Data listing START
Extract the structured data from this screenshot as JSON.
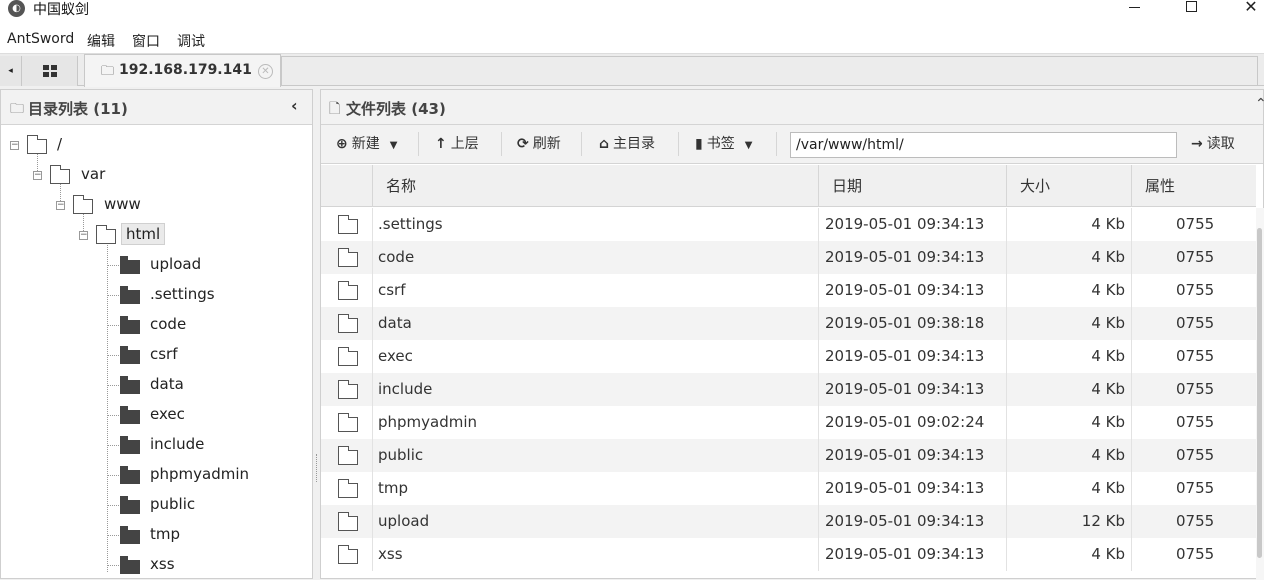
{
  "window": {
    "title": "中国蚁剑",
    "controls": {
      "minimize": "minimize-icon",
      "maximize": "maximize-icon",
      "close": "✕"
    }
  },
  "menu": [
    "AntSword",
    "编辑",
    "窗口",
    "调试"
  ],
  "tabs": {
    "scroll_left": "◂",
    "home_icon": "grid-icon",
    "active_label": "192.168.179.141",
    "close_glyph": "✕"
  },
  "left_panel": {
    "title": "目录列表 (11)",
    "collapse_glyph": "‹",
    "tree": {
      "root": "/",
      "level1": "var",
      "level2": "www",
      "level3": "html",
      "children": [
        "upload",
        ".settings",
        "code",
        "csrf",
        "data",
        "exec",
        "include",
        "phpmyadmin",
        "public",
        "tmp",
        "xss"
      ]
    }
  },
  "right_panel": {
    "title": "文件列表 (43)",
    "toolbar": {
      "new_label": "新建",
      "up_label": "上层",
      "refresh_label": "刷新",
      "home_label": "主目录",
      "bookmark_label": "书签",
      "path_value": "/var/www/html/",
      "read_label": "读取"
    },
    "columns": [
      "名称",
      "日期",
      "大小",
      "属性"
    ],
    "files": [
      {
        "name": ".settings",
        "date": "2019-05-01 09:34:13",
        "size": "4 Kb",
        "attr": "0755"
      },
      {
        "name": "code",
        "date": "2019-05-01 09:34:13",
        "size": "4 Kb",
        "attr": "0755"
      },
      {
        "name": "csrf",
        "date": "2019-05-01 09:34:13",
        "size": "4 Kb",
        "attr": "0755"
      },
      {
        "name": "data",
        "date": "2019-05-01 09:38:18",
        "size": "4 Kb",
        "attr": "0755"
      },
      {
        "name": "exec",
        "date": "2019-05-01 09:34:13",
        "size": "4 Kb",
        "attr": "0755"
      },
      {
        "name": "include",
        "date": "2019-05-01 09:34:13",
        "size": "4 Kb",
        "attr": "0755"
      },
      {
        "name": "phpmyadmin",
        "date": "2019-05-01 09:02:24",
        "size": "4 Kb",
        "attr": "0755"
      },
      {
        "name": "public",
        "date": "2019-05-01 09:34:13",
        "size": "4 Kb",
        "attr": "0755"
      },
      {
        "name": "tmp",
        "date": "2019-05-01 09:34:13",
        "size": "4 Kb",
        "attr": "0755"
      },
      {
        "name": "upload",
        "date": "2019-05-01 09:34:13",
        "size": "12 Kb",
        "attr": "0755"
      },
      {
        "name": "xss",
        "date": "2019-05-01 09:34:13",
        "size": "4 Kb",
        "attr": "0755"
      }
    ]
  }
}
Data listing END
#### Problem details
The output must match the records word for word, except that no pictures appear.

#### Solution below
Extract the structured data from this screenshot as JSON.
{
  "window": {
    "title": "中国蚁剑",
    "controls": {
      "minimize": "minimize-icon",
      "maximize": "maximize-icon",
      "close": "✕"
    }
  },
  "menu": [
    "AntSword",
    "编辑",
    "窗口",
    "调试"
  ],
  "tabs": {
    "scroll_left": "◂",
    "home_icon": "grid-icon",
    "active_label": "192.168.179.141",
    "close_glyph": "✕"
  },
  "left_panel": {
    "title": "目录列表 (11)",
    "collapse_glyph": "‹",
    "tree": {
      "root": "/",
      "level1": "var",
      "level2": "www",
      "level3": "html",
      "children": [
        "upload",
        ".settings",
        "code",
        "csrf",
        "data",
        "exec",
        "include",
        "phpmyadmin",
        "public",
        "tmp",
        "xss"
      ]
    }
  },
  "right_panel": {
    "title": "文件列表 (43)",
    "toolbar": {
      "new_label": "新建",
      "up_label": "上层",
      "refresh_label": "刷新",
      "home_label": "主目录",
      "bookmark_label": "书签",
      "path_value": "/var/www/html/",
      "read_label": "读取"
    },
    "columns": [
      "名称",
      "日期",
      "大小",
      "属性"
    ],
    "files": [
      {
        "name": ".settings",
        "date": "2019-05-01 09:34:13",
        "size": "4 Kb",
        "attr": "0755"
      },
      {
        "name": "code",
        "date": "2019-05-01 09:34:13",
        "size": "4 Kb",
        "attr": "0755"
      },
      {
        "name": "csrf",
        "date": "2019-05-01 09:34:13",
        "size": "4 Kb",
        "attr": "0755"
      },
      {
        "name": "data",
        "date": "2019-05-01 09:38:18",
        "size": "4 Kb",
        "attr": "0755"
      },
      {
        "name": "exec",
        "date": "2019-05-01 09:34:13",
        "size": "4 Kb",
        "attr": "0755"
      },
      {
        "name": "include",
        "date": "2019-05-01 09:34:13",
        "size": "4 Kb",
        "attr": "0755"
      },
      {
        "name": "phpmyadmin",
        "date": "2019-05-01 09:02:24",
        "size": "4 Kb",
        "attr": "0755"
      },
      {
        "name": "public",
        "date": "2019-05-01 09:34:13",
        "size": "4 Kb",
        "attr": "0755"
      },
      {
        "name": "tmp",
        "date": "2019-05-01 09:34:13",
        "size": "4 Kb",
        "attr": "0755"
      },
      {
        "name": "upload",
        "date": "2019-05-01 09:34:13",
        "size": "12 Kb",
        "attr": "0755"
      },
      {
        "name": "xss",
        "date": "2019-05-01 09:34:13",
        "size": "4 Kb",
        "attr": "0755"
      }
    ]
  }
}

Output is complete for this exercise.